On the ice, Gino Odjick was known as the Algonquin Assassin or the Maniwaki Mauler – and his role as an enforcer in the National Hockey League was legendary.
But friends say off the ice, Odjick, from Kitigan Zibi Anishinabeg about 135 km north of Ottawa, was a kind and generous person who was very proud of his heritage.
After his death was announced Jan. 15, Chief Dylan Whiteduck released a statement on behalf of his community.
“Mr. Odjick was a proud Algonquin Anishinabe and the community is very proud of his many accomplishments,” the statement said. “Gino was a hero and a community legend. It’s a tremendous loss for the community and the Algonquin Nation.
“In the early days of his career, he visited the youth, he donated hockey equipment, and he helped our youth pursue their dreams. Finally, he provided advice to aspiring hockey players and was a strong advocate for First Nations education.”
On behalf of the Kitigan Zibi Anishinabeg Chief and Council, we send our heartfelt condolences to the Odjick family and prepared an open letter for our beloved community member, Gino Odjick. pic.twitter.com/u38q6s5zYA
— Chief Dylan Whiteduck (@DylanWhiteduck) January 16, 2023
Illness identified years ago
In July 2014, Odjick wrote an open letter to friends, teammates and fans that was posted on the Vancouver Canucks website where he most of his hockey career. He said he had AL amyloidosis which causes “abnormal protein to be produced and deposits are being formed on my heart.”
In his open letter, Odjick said he’s grateful his hockey career helped First Nations youth in his community and across the country.
“It also means the world to me that my hockey career gave me a chance to open doors for kids in Aboriginal communities,” wrote Odjick at the time. “I was just a little old Indian boy from the rez. If I could do it, so could they. My hope is that my hockey story helps show kids from home what’s possible. I always tell them education is freedom.”
Odjick wrote that he was now going to focus on spending time with his children and “everyone I love.”
Many who knew him say he was a “gentle giant” who would share a joke, was approachable and always encouraged others to reach for their dreams.
His close friend Peter Leech spent a lot of time with Odjick.
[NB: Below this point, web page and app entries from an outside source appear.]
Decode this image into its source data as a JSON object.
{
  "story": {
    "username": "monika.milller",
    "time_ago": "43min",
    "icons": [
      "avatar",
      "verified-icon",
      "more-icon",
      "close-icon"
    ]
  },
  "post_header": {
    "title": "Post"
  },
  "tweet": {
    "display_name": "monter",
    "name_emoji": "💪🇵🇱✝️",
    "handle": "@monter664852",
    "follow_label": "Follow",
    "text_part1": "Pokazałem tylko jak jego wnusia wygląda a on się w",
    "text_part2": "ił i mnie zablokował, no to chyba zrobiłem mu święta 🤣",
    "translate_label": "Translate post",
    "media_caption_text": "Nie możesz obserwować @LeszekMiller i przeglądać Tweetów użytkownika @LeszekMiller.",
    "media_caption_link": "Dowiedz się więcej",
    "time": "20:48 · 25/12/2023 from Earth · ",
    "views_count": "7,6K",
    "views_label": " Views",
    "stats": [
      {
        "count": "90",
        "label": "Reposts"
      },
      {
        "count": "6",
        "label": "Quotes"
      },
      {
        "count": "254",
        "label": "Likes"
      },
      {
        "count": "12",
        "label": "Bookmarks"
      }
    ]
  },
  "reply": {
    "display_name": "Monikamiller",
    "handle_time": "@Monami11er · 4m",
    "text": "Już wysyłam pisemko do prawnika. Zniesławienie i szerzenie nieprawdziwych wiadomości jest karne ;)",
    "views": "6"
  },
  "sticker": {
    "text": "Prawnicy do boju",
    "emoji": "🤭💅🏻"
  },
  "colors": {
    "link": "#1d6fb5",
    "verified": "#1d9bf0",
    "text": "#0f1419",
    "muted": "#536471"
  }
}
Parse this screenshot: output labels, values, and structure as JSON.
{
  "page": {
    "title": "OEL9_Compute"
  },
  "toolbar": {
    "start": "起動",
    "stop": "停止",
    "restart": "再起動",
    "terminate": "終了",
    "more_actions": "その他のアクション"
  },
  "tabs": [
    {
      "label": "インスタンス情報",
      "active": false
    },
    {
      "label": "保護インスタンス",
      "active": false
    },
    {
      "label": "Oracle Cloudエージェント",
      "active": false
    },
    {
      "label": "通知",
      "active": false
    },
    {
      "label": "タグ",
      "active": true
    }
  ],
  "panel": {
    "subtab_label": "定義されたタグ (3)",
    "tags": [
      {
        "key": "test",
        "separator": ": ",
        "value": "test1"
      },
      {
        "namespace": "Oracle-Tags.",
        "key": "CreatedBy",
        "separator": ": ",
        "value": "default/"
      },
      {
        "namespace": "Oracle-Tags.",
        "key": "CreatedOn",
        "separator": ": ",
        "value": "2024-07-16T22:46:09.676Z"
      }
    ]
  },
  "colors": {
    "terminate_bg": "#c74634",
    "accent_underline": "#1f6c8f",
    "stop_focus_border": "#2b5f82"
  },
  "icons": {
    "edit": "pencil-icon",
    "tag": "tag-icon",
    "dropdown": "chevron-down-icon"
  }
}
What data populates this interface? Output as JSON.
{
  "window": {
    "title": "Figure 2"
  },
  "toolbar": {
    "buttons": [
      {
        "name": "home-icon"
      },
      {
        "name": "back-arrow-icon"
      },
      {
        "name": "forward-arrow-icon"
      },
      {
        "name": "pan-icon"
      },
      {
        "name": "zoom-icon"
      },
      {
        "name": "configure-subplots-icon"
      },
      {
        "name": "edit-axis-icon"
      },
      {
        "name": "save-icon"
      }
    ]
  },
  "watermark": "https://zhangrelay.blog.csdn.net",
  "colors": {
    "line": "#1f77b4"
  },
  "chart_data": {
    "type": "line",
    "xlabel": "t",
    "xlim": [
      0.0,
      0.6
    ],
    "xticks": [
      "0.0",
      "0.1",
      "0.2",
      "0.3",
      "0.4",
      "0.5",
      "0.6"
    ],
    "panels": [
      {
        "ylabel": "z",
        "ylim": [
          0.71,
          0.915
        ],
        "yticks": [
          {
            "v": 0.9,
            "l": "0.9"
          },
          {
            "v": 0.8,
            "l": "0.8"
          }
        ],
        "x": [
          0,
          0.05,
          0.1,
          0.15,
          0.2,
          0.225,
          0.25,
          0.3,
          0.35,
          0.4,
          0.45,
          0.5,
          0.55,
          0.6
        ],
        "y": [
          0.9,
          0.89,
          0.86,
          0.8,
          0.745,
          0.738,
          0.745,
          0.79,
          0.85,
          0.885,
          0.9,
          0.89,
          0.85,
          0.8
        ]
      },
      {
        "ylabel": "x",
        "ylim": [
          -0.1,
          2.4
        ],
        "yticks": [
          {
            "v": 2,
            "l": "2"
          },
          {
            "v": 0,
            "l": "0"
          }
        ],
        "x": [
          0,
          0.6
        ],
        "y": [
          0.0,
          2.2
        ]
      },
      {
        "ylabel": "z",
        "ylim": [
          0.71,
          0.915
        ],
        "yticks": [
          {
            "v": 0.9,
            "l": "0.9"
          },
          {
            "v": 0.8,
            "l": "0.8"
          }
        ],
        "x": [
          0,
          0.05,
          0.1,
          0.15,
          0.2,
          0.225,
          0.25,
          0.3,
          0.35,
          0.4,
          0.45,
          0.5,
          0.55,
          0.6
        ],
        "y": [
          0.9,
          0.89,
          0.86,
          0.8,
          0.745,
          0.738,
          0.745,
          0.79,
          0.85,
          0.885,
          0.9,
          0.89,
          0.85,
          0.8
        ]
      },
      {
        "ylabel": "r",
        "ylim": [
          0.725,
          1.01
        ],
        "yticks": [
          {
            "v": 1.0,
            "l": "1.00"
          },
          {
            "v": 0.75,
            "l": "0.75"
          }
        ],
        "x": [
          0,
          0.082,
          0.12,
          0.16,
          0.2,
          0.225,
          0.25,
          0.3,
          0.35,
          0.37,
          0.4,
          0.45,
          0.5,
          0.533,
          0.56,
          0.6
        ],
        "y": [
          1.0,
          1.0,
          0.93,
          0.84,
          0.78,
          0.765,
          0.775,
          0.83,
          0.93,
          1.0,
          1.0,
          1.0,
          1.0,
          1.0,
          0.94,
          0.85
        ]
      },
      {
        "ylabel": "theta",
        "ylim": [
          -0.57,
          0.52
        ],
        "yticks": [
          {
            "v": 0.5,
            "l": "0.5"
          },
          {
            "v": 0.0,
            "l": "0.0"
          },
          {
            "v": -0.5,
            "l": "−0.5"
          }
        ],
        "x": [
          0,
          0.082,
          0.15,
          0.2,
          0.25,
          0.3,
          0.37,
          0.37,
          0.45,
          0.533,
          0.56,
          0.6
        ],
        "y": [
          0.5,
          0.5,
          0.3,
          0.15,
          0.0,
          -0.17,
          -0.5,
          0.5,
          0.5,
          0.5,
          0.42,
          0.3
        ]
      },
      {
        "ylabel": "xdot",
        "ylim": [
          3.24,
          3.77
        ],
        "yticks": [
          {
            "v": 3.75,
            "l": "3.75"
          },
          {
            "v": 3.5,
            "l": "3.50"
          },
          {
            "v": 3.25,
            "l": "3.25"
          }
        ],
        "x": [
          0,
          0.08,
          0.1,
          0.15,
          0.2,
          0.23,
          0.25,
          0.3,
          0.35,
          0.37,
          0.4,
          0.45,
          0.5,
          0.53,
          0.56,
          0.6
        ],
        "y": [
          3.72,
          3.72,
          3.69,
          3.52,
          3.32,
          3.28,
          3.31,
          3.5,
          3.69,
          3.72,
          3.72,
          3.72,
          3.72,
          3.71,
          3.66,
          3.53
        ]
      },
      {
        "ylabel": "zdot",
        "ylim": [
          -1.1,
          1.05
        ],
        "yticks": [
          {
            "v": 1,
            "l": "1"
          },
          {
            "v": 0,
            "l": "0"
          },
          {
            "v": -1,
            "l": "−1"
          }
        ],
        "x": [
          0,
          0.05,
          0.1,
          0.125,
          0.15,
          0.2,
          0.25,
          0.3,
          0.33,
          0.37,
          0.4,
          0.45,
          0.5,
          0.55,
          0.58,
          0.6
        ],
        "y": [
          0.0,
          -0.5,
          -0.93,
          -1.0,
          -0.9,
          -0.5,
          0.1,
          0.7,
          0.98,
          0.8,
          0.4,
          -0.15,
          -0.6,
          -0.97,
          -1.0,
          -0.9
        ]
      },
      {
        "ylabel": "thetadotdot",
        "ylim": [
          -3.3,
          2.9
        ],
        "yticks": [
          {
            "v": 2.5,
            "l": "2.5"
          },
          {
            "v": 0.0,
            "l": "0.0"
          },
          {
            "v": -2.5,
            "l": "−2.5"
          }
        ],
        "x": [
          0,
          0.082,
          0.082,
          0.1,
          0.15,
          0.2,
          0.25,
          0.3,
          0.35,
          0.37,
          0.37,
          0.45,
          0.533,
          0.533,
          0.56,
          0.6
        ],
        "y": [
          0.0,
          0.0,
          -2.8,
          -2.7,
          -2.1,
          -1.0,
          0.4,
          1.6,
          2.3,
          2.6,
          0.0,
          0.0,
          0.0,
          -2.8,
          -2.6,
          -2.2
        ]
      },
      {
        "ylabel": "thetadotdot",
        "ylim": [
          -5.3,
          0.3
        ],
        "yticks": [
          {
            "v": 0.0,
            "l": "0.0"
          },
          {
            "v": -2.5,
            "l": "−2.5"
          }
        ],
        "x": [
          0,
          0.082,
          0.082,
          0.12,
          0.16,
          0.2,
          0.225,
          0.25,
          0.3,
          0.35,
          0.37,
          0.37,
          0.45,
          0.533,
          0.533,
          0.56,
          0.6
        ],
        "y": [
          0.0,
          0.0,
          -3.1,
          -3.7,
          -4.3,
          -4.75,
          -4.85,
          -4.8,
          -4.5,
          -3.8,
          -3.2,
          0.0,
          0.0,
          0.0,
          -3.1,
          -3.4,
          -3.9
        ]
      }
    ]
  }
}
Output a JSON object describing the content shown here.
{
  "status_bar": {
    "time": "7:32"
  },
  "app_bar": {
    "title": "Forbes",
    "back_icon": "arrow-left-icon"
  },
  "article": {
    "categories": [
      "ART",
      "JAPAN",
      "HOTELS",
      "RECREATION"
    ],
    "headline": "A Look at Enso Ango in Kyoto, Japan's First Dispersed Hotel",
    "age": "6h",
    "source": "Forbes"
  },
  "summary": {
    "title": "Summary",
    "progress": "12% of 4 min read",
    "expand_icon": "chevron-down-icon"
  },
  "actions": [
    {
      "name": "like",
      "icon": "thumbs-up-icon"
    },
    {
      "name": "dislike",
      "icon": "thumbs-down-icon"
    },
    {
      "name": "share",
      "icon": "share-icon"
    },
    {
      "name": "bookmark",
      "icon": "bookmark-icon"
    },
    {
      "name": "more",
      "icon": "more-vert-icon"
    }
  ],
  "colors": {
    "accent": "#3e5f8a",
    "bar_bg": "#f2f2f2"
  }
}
“He displayed a lot of courage, a lot of strength,” he said. “You know it took a lot of courage to go thru what he did with all his medical stuff. That’s what it is to me he’s a true warrior it took courage to fight for what he fought in the last nine years.
“I mean he was supposed to be passed away in 2014 and he lived nine more years so we have to be grateful for that.
Odjick played in the NHL from 1990 to 2002, wearing the Canucks jersey for eight of those years. He also played for Montreal, the New York Islanders and Philadelphia Flyers.
Former teammate Kirk Mcean says Odjick was a force to be reckoned with.
“Something I didn’t know until these recent media interviews, I did not know that number 29 was in honour of his father and the number he was given in the residential school – and that really got me right in the heart,” he said. “That’s Gino. That’s the kind of person he was and just kind of kept that to himself until what a couple months ago when he was inducted into the B.C. sports hall of fame.”
Back in 2003, APTN shot an event in Vancouver honouring Odjick’s teammate Pavel Bure where he addressed the crowd.
“I’m real happy that Pavel made it here,” he told the crowd. I know in 1993-94 when I scored 16 goals, I know there was a lot of Russian in me – but in the playoffs when Pavel knocked out Shane Churla cold there was a lot of Indian in him.
Fast forward to 2015, Bure was asked about Odjick’s announcement regarding his condition.
“He’s one of my best friends and he was just a good person,” Bure said in a 2015 interview on Canucks TV and posted on Youtube. “He loved his family, he loved his fans and he loved hockey. He was always helping other people – for the kids or other fans.”
Odjick was 52.